2019 LSAT Policy: How Many Times Can I Take The Exam?
The LSAC changed its testing policy this fall and it’s critical that you’re aware of the changes. LSAC announced the changes in June and implemented them in September. However, the news seems to travel slow and we understand that not everyone is aware of the new policy. In this post, we break down the 2019 LSAT policy changes, dissect how they compare to the old rules, and lay out what this means for you!
2019 LSAT Policy: How Many Times Can I Take the Exam?
As of September 2019, LSAC now allows you to take the LSAT:
- three times per year,
- five times in the past five testing years, and
- seven times within a lifetime.
This is a major departure from past policy that now puts strict caps on the number of times a person can take the LSAT.
Under the “old LSAC rules” instituted in September 2017, students were able to take the LSAT as many times as they wanted.
Students had the flexibility to decide when to take the LSAT without the pressure of any sort of cap.
Students could sit for the exam, see how they did, and then take the LSAT again when they felt like it. This also allowed students to try repeatedly to increase their score, sometimes even after admission, for additional scholarship awards. This cap prevents applicants from doing this.
[Note: Prior to this, dating back to June 2011, LSAC only allowed students to take the exam three times in a two-year period. These are the old, old rules.]
How does this change affect me?
For most, this new rule should not change anything. Strive to take the LSAT as few times as possible. However, the rule change does require that you are now even more strategic about when you plan to take the LSAT.
Never take the LSAT to “try it out.” Though you may have got away with this under the old rules, the new rules won’t accommodate it. With each exam you take, you are limiting how many future exams are available to you.
Be thoroughly prepared before you sit for an exam. If you’d like to “get a feel” for the exam, go to a quiet room, silence your cell phone, and time yourself in 35-minute increments while you take a real exam. LSAC releases a free past exam on their website that you can use for this purpose. You can purchase past LSAT exams for practice. (If you’re in the metro-Detroit or Lansing area, JD Advising administer FREE mock LSAT exams at Wayne State Law and MSU Law throughout the year. This allows you to test under proctored conditions, with other students, and take a real past exam.

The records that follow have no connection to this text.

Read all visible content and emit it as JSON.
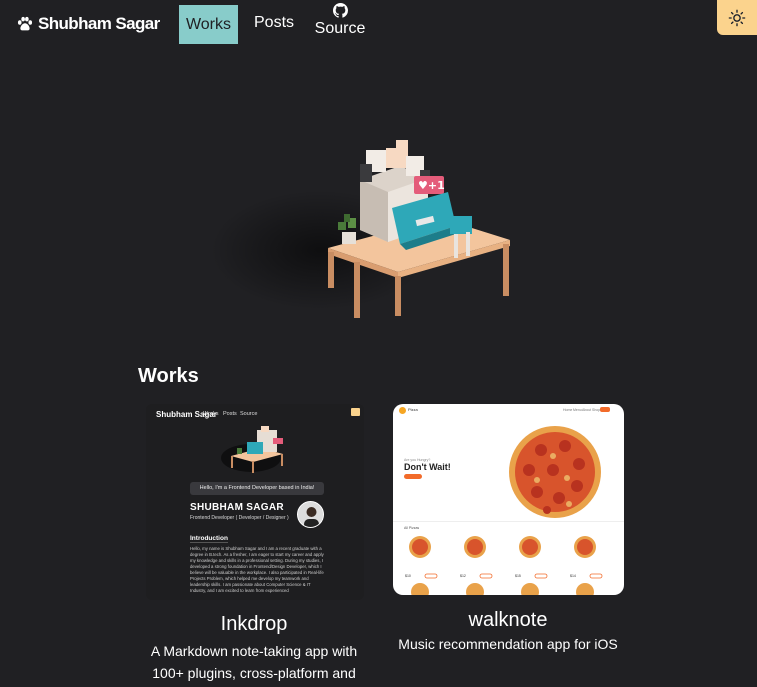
{
  "header": {
    "brand": "Shubham Sagar",
    "nav": [
      {
        "label": "Works",
        "active": true
      },
      {
        "label": "Posts",
        "active": false
      },
      {
        "label": "Source",
        "icon": "github-icon",
        "active": false
      }
    ],
    "theme_toggle_icon": "sun-icon"
  },
  "colors": {
    "background": "#202023",
    "nav_active": "#88ccca",
    "theme_toggle": "#fbd38d",
    "accent_teal": "#319795"
  },
  "hero": {
    "icon": "voxel-dog-at-desk-illustration"
  },
  "works": {
    "heading": "Works",
    "items": [
      {
        "title": "Inkdrop",
        "description": "A Markdown note-taking app with 100+ plugins, cross-platform and",
        "thumbnail": {
          "brand": "Shubham Sagar",
          "nav": [
            "Works",
            "Posts",
            "Source"
          ],
          "banner": "Hello, I'm a Frontend Developer based in India!",
          "name": "SHUBHAM SAGAR",
          "role": "Frontend Developer ( Developer / Designer )",
          "section": "Introduction",
          "paragraph": "Hello, my name is Shubham Sagar and I am a recent graduate with a degree in B.tech. As a fresher, I am eager to start my career and apply my knowledge and skills in a professional setting. During my studies, I developed a strong foundation in Frontend/Design Developer, which I believe will be valuable in the workplace. I also participated in Real-life Projects Problem, which helped me develop my teamwork and leadership skills. I am passionate about Computer Science & IT Industry, and I am excited to learn from experienced"
        }
      },
      {
        "title": "walknote",
        "description": "Music recommendation app for iOS",
        "thumbnail": {
          "logo": "Pizza",
          "nav": [
            "Home",
            "Menu",
            "About",
            "Shop"
          ],
          "tagline": "Are you Hungry?",
          "headline": "Don't Wait!",
          "section": "All Pizzas",
          "prices": [
            "$10",
            "$12",
            "$15",
            "$14"
          ]
        }
      }
    ]
  }
}
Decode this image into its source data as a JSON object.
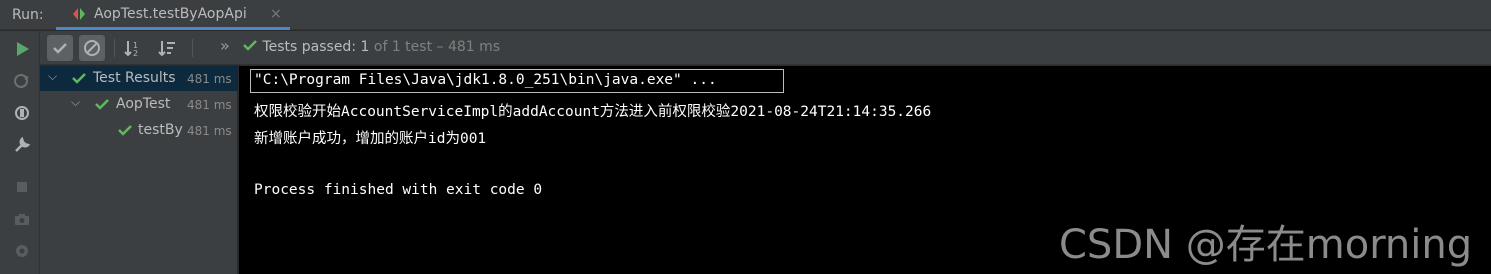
{
  "run": {
    "label": "Run:"
  },
  "tab": {
    "title": "AopTest.testByAopApi",
    "close": "×"
  },
  "toolbar": {
    "chevron": "»",
    "status_passed": "Tests passed: ",
    "status_count": "1",
    "status_rest": " of 1 test – 481 ms"
  },
  "tree": {
    "items": [
      {
        "label": "Test Results",
        "time": "481 ms",
        "expanded": true,
        "selected": true
      },
      {
        "label": "AopTest",
        "time": "481 ms",
        "expanded": true,
        "selected": false
      },
      {
        "label": "testBy",
        "time": "481 ms",
        "expanded": false,
        "selected": false
      }
    ]
  },
  "console": {
    "lines": [
      "\"C:\\Program Files\\Java\\jdk1.8.0_251\\bin\\java.exe\" ...",
      "权限校验开始AccountServiceImpl的addAccount方法进入前权限校验2021-08-24T21:14:35.266",
      "新增账户成功，增加的账户id为001",
      "",
      "Process finished with exit code 0"
    ]
  },
  "watermark": "CSDN @存在morning",
  "colors": {
    "pass_green": "#5fb85f",
    "accent_blue": "#4a88c7",
    "console_bg": "#000000"
  }
}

Ask us for more details on our next exam!)
The new rules also mean that you might get “stuck” with your score. You might not have the chance to go back and retake the LSAT whenever you want (like you could before 9/2019). For many, this might mean choosing between going to a lower-ranking law school (with a score that’s lower than they hoped) or waiting until they are eligible to take the LSAT again.
Lastly, it should be noted that the LSAC changed its policy on how many times a person can take the exam multiple times in recent history. For that reason, be sure to check the LSAC website for the latest updates after 2019.